DESCRIPTION OF THE TASK:
Each line in the entries below that holds the string "children" must be copied.

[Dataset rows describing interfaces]
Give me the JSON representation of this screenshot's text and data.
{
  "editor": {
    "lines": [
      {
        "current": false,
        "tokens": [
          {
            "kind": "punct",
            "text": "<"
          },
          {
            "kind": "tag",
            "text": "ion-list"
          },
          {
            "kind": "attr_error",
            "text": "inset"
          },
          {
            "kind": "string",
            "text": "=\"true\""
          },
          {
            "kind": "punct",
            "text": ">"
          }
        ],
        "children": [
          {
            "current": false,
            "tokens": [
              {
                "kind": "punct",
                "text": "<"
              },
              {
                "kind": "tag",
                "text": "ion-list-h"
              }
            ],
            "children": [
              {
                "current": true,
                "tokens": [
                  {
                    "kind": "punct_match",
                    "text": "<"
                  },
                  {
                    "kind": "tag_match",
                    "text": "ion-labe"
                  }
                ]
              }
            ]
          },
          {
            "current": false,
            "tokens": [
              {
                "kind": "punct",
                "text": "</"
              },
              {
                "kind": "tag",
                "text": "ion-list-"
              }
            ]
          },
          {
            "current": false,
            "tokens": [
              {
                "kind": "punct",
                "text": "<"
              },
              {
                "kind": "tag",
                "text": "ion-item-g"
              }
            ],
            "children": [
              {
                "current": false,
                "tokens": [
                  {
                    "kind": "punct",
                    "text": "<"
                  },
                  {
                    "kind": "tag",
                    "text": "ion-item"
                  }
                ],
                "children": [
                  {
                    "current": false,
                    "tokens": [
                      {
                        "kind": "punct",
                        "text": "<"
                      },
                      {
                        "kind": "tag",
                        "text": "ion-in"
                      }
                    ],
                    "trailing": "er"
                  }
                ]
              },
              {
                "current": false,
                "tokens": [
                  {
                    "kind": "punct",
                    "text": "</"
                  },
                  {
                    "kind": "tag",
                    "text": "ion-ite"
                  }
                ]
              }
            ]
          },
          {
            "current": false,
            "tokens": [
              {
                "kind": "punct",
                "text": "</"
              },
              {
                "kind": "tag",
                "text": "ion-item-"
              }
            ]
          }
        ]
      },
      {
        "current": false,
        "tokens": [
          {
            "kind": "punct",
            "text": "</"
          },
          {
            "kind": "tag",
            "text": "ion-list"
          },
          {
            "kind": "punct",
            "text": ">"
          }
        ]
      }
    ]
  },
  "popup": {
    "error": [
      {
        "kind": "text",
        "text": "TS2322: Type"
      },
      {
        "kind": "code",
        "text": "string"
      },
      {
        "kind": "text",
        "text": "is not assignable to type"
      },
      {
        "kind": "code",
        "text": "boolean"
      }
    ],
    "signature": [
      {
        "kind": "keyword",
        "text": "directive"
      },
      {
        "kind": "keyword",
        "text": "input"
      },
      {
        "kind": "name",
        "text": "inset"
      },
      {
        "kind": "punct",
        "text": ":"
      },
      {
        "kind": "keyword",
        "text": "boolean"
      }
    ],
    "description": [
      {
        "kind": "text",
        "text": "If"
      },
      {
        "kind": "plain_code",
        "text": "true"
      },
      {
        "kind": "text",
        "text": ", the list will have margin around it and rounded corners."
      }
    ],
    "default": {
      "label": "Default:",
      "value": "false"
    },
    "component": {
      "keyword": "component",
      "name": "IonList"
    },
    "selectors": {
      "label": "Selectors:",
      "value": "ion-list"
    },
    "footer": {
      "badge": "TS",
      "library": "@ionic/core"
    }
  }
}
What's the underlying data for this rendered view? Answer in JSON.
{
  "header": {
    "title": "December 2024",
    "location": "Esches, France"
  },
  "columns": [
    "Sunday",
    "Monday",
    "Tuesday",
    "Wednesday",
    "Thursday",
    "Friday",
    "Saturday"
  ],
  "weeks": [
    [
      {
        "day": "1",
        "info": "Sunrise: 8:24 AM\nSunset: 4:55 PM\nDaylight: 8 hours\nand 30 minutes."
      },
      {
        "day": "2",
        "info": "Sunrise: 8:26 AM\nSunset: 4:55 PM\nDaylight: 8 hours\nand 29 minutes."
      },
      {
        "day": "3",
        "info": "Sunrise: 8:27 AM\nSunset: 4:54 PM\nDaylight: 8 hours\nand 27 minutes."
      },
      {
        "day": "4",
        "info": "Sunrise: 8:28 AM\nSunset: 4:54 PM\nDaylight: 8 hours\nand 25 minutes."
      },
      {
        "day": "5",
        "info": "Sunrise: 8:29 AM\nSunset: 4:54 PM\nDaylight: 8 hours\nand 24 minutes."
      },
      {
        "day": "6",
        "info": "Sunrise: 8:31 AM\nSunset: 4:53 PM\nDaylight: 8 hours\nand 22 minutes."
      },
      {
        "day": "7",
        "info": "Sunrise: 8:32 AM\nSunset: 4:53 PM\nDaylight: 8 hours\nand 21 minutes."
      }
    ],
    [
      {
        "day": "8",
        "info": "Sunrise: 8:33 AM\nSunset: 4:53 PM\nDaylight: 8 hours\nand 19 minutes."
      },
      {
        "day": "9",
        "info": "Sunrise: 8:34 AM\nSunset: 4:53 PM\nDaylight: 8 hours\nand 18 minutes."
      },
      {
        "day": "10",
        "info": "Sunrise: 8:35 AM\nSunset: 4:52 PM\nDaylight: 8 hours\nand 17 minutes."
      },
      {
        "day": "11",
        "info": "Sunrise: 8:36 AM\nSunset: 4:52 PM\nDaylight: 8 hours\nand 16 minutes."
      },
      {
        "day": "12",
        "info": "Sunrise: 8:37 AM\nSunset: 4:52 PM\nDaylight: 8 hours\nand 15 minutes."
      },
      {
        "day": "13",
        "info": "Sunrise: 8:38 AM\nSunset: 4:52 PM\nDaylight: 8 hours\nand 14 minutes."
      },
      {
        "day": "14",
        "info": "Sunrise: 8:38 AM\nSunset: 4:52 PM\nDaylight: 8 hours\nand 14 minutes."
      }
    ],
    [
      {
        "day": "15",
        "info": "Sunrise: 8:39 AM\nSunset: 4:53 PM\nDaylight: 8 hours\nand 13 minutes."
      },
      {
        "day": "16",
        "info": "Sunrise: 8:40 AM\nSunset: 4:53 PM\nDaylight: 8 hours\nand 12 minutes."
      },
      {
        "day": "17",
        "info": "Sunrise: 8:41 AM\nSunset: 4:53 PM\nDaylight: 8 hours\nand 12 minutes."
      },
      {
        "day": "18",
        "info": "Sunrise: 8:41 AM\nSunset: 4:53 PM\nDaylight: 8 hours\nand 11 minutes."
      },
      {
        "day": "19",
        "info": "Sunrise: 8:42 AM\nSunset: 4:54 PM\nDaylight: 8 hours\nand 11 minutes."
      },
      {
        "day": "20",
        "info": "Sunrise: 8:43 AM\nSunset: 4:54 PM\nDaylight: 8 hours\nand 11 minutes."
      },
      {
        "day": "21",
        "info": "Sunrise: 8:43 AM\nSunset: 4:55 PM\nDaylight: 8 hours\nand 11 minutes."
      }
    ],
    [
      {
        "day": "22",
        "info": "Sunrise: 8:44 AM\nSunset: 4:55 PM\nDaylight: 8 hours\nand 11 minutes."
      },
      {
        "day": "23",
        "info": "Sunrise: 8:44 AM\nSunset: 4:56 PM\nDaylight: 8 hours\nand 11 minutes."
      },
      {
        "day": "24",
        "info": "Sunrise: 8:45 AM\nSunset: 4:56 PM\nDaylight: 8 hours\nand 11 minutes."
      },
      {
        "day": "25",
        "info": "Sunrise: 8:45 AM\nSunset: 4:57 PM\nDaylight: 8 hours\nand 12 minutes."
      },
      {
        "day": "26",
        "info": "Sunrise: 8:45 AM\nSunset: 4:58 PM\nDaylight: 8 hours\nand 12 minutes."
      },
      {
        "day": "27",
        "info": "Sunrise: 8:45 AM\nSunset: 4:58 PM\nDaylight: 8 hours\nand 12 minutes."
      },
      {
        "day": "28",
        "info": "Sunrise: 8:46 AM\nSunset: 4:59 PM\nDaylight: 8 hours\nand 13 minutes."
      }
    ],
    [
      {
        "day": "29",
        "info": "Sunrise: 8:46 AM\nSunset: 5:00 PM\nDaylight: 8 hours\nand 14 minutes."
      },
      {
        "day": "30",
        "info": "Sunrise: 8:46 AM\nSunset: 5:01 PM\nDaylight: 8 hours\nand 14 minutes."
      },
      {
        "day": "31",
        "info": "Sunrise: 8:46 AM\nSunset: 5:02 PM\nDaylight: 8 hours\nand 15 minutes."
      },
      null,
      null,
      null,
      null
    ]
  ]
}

EXERCISE ANSWER:
        "children": [
            "children": [
            "children": [
                "children": [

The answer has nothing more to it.